(Work instruction): All of the data that follows should be output again without any alteration.

[Entries taken from a collection]
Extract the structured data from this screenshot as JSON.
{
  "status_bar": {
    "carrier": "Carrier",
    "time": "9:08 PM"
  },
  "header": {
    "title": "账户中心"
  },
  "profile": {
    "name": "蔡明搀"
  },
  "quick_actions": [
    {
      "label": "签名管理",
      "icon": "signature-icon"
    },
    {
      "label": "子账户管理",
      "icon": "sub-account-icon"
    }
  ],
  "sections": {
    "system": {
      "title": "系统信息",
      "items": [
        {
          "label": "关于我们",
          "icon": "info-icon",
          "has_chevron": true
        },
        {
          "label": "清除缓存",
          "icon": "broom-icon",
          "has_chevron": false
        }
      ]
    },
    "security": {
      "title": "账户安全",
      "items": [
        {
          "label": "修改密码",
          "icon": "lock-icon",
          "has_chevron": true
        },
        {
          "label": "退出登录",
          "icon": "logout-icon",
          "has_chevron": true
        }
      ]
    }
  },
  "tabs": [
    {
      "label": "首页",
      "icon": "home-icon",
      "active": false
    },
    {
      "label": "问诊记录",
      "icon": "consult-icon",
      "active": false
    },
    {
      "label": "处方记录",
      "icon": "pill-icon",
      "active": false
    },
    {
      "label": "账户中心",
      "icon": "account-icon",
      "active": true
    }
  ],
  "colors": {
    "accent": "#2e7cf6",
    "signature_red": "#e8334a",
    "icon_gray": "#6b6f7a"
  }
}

(Answer area):
Extract the structured data from this screenshot as JSON.
{
  "status_bar": {
    "carrier": "Carrier",
    "time": "9:08 PM"
  },
  "header": {
    "title": "账户中心"
  },
  "profile": {
    "name": "蔡明搀"
  },
  "quick_actions": [
    {
      "label": "签名管理",
      "icon": "signature-icon"
    },
    {
      "label": "子账户管理",
      "icon": "sub-account-icon"
    }
  ],
  "sections": {
    "system": {
      "title": "系统信息",
      "items": [
        {
          "label": "关于我们",
          "icon": "info-icon",
          "has_chevron": true
        },
        {
          "label": "清除缓存",
          "icon": "broom-icon",
          "has_chevron": false
        }
      ]
    },
    "security": {
      "title": "账户安全",
      "items": [
        {
          "label": "修改密码",
          "icon": "lock-icon",
          "has_chevron": true
        },
        {
          "label": "退出登录",
          "icon": "logout-icon",
          "has_chevron": true
        }
      ]
    }
  },
  "tabs": [
    {
      "label": "首页",
      "icon": "home-icon",
      "active": false
    },
    {
      "label": "问诊记录",
      "icon": "consult-icon",
      "active": false
    },
    {
      "label": "处方记录",
      "icon": "pill-icon",
      "active": false
    },
    {
      "label": "账户中心",
      "icon": "account-icon",
      "active": true
    }
  ],
  "colors": {
    "accent": "#2e7cf6",
    "signature_red": "#e8334a",
    "icon_gray": "#6b6f7a"
  }
}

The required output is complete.